With a quarter of its population under 25 years of age, and one of the highest rates of youth entrepreneurship in the world, Botswana has a significant demographic dividend ahead, so says Dorothy Tembo – International Trade Centre Deputy Executive Director.
However, Tembo said the tiny southern African nation which borders South Africa, Zimbabwe, Namibia and Zambia has to redouble its efforts to create jobs for the 37 percent of young people currently unemployed.
Tembo, who was speaking at the launch of Botswana’s Small and Medium Enterprises (SME) competitiveness survey report held in the capital Gaborone this past week said that the country needs a comprehensive youth employment strategy. The strategy, amongst other things could be helpful to identify bottlenecks, crafts solutions, and in so doing catalyses job creation.

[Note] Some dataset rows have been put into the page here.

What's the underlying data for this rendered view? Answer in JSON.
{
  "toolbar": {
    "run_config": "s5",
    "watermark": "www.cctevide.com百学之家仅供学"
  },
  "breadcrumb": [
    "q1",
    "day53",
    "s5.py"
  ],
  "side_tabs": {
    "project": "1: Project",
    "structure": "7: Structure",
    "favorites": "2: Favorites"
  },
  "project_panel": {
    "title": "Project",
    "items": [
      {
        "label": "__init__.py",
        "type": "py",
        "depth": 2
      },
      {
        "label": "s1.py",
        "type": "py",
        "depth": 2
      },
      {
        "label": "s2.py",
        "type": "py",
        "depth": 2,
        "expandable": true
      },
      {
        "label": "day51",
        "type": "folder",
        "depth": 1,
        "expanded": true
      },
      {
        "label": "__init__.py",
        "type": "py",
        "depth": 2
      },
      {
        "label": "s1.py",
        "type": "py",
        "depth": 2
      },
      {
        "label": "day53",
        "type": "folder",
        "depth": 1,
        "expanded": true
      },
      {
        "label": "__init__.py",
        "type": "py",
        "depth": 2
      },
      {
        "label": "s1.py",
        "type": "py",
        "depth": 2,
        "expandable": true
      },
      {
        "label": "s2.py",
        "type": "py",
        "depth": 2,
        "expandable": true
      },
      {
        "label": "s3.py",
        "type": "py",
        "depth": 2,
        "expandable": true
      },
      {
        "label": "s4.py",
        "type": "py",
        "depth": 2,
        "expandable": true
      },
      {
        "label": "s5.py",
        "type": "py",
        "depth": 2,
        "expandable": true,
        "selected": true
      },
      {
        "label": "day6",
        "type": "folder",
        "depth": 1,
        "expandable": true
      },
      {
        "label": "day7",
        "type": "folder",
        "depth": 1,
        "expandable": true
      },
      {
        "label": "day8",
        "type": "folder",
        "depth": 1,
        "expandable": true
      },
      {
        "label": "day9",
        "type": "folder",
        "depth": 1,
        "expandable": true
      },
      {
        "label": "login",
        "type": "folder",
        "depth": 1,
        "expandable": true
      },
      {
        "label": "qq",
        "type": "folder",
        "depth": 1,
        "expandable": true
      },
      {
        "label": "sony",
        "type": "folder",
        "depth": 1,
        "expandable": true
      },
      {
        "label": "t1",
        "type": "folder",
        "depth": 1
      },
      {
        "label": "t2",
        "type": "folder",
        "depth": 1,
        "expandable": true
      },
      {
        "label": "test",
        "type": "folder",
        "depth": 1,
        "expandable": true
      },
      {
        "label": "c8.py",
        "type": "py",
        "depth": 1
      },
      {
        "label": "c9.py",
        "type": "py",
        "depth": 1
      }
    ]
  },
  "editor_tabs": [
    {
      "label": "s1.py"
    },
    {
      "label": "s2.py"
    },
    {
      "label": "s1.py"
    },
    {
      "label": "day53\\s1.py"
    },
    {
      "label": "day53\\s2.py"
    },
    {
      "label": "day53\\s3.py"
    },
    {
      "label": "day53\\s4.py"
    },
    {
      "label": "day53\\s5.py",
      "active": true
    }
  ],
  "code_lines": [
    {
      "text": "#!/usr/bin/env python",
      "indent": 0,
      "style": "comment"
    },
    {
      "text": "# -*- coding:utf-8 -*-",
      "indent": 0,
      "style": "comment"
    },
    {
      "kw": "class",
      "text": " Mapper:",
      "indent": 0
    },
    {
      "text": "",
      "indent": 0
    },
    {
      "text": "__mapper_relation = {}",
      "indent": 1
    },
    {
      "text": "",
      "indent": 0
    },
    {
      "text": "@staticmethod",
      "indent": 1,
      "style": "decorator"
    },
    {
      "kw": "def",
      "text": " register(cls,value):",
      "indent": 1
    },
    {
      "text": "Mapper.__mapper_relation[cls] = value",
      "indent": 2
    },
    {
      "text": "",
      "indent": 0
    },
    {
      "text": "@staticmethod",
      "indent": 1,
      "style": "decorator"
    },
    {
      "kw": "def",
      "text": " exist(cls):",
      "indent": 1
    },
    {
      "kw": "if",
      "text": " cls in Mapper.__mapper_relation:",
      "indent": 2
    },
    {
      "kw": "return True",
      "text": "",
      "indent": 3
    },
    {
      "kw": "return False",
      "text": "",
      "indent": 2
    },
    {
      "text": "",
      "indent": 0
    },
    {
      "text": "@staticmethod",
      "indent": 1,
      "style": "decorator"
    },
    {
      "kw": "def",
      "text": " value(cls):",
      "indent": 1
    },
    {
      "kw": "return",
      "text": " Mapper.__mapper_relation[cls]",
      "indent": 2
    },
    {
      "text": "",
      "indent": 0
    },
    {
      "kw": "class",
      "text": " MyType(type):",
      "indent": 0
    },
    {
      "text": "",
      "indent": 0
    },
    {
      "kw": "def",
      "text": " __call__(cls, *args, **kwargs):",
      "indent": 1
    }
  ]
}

“For example, providing management training to young people can be transformative, helping their enterprises survive and thrive. And since youth-led firms hire more young people, this would include young people in the transformation of the economy,” Tembo advised.
Botswana is said to have roughly 575,000 people aged below 25 years, which represents a quarter of the country’s estimated 2.3 million population. About 37 percent of people below 25 years are said to be unemployed, forcing some into entrepreneurship.
In early 2018, a study carried by the United Nations (UN)’s reproductive health and rights agency – United Nations Population Fund (UNFPA) cautioned that Botswana does not have the luxury of long-term planning to maximise its first demographic dividend.
The Demographic Dividend refers to the temporary economic benefit that can arise from a significant increase in the ratio of working-age adults relative to young dependents that result from fertility decline.
As part of their recommendations, the economic think tanks who compiled the report cautioned Botswana government and all development actors “to act with urgency and implement game-changer interventions”.
According to the UNFPA report, Botswana’s window of opportunity for harnessing her first demographic dividend opened before 1990, while the magnitude of the first demographic dividend peaked in 2008 and it is now in the diminishing returns phase until around 2050 when the window of opportunity will close.
The study shows that the cumulative boost in living standards emanating from the first demographic dividend between 1990 and 2060 will be 36 percent.
“Of this, 24 percent has already been accumulated between 1990 and 2015 while the remaining boost of 12 percent will accrue between 2015 and 2060, assuming the country follows the Medium fertility variant of the UN population projections”, state part of the report.
Botswana’s SME ccompetitiveness survey report comes at a time when there is mounting uncertainty relating to trade tension between the United States and China which is pushing global buyers to start looking for new, stable, open countries to source their inputs. Pundits suggest that countries with many well educated, skilled English-speaking young people are well placed to tap into these markets.
Services sector for instance, the global services trade is booming and the share of services in global value chains is increasing and as such, Botswana is said to be well positioned to capture a share of the services export market thanks to its strong service sector firms and stable governance structures.
At the same time, the window of opportunity provided by the signing of the African Continental Free Trade Area will kick-start a whole new epoch of trade flows in value-added goods across the continent.
Tembo said that these opportunities are enticing adding that there are brilliant Batswana entrepreneurs interested in capitalizing on them. The government and business support institutions are playing an important role in supporting the private sector, and particularly the women and youths, to seize such opportunities.
In 2018 the Ministry of Youth Empowerment, Sport and Culture Development said the Youth Development Fund – YDF is getting a reboot after dismal performance marked by high failure rates, poor record keeping and disastrous payment collections. The YDF funds businesses started by young people between the age of 18 and 35, dispensing about P120 million annually. Funding is in the form of 50 percent loan while the other half is a grant.